NEW YORK – After the Sept. 11 attacks on the World Trade Center (search), then New York City Mayor Rudy Giuliani (search) was commonly referred to as "America’s Mayor." The latest FOX News poll finds that many Americans remember Giuliani's leadership in a time of crisis and rate him higher than several other potential 2008 presidential contenders as a "strong and decisive leader." In addition to candidate attributes, the new poll also looks at some possible presidential matchups for the next election.
Almost two-thirds of voters (65 percent) think Giuliani is a "strong and decisive leader," and majorities think that characterization also applies to Sen. John McCain, R-Ariz., (56 percent), Sec. of State Condoleezza Rice (55 percent), President Bush (51 percent) and Sen. Hillary Clinton, D-N.Y. (51 percent). Sen. John Kerry, D-Mass., and former Vice President Al Gore (search) come in well below the others, with majorities saying the term "strong and decisive leader" does not apply to them.
In pre-election polling, Bush consistently bested Democratic challenger Kerry on the strong leader quality. In this week’s poll, 51 percent say they think Bush is a strong leader and 46 percent say he is not, while 35 percent think the term describes Kerry and 56 percent disagree.
Among Democrats, 76 percent think the term "strong leader" applies to Clinton, 60 percent to Kerry and 45 percent to Gore. Just over half of Democrats think the trait is true for McCain (52 percent) and Giuliani (51 percent), while fewer than one in five think so for Bush (16 percent).
Republicans overwhelmingly think "strong leader" is true of Bush (91 percent), and large majorities also think so for Giuliani (78 percent) and Rice (76 percent). Hardly any Republicans think Kerry (10 percent) and Gore (9 percent) are strong leaders, though more than one in five think Clinton is (22 percent).
Clinton, McCain and Giuliani also do well on the trait of "understands the needs of average Americans." Here again, more than six in 10 voters (63 percent) think that characteristic applies to Giuliani, and over half think McCain (57 percent) and Clinton (53 percent) understand average Americans.
Round up of 2008 Presidential Matchups
It has been less than a year since the last presidential election, so needless to say the matchups in this poll are hypothetical. Here are some highlights:

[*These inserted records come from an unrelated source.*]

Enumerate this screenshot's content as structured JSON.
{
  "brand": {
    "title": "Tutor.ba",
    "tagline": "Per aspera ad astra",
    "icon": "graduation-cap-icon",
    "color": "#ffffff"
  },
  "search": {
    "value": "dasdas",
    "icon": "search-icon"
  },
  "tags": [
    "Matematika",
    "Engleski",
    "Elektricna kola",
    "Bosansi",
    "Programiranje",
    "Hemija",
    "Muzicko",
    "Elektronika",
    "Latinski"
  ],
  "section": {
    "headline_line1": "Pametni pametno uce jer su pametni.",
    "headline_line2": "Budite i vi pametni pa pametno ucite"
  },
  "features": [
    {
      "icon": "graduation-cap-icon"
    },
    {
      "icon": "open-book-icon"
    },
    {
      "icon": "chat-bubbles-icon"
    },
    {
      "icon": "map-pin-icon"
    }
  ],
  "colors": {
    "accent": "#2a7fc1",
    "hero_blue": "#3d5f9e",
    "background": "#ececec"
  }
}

• Among Democrats, Clinton has a sizeable advantage over other possible contenders as that party’s nominee for the 2008 presidential race. For Republicans, Giuliani and McCain top the party’s primary preference list — both receive about equal levels of support.
• Giuliani tops by double digits each of the three Democrats he was tested against (Clinton, Kerry and Gore). Among the Democrats, Clinton does best against Giuliani.
• On an all female ticket, Clinton tops Rice by 3 percentage points (within the poll’s margin of error). Women divide their vote 49 percent Clinton and 41 percent Rice, while men are slightly more likely to back Rice (46 percent) over Clinton (43 percent).
"I think the most interesting thing about these results is that while Giuliani and McCain both stack up well against Democrats at this point, they both have problems with the rightwing and fundamentalist segments of their party," comments Opinion Dynamics Chairman John Gorman. "The question for them is: can they be nominated?
"On the other hand, Clinton scores fairly well and the nomination issue doesn’t seem as difficult. If she is nominated to oppose a lesser known Republican candidate after Giuliani and McCain have been rejected by their party, she might look much stronger."
Opinion Dynamics Corporation conducted the national telephone poll of 900 registered voters for FOX News on September 27-28.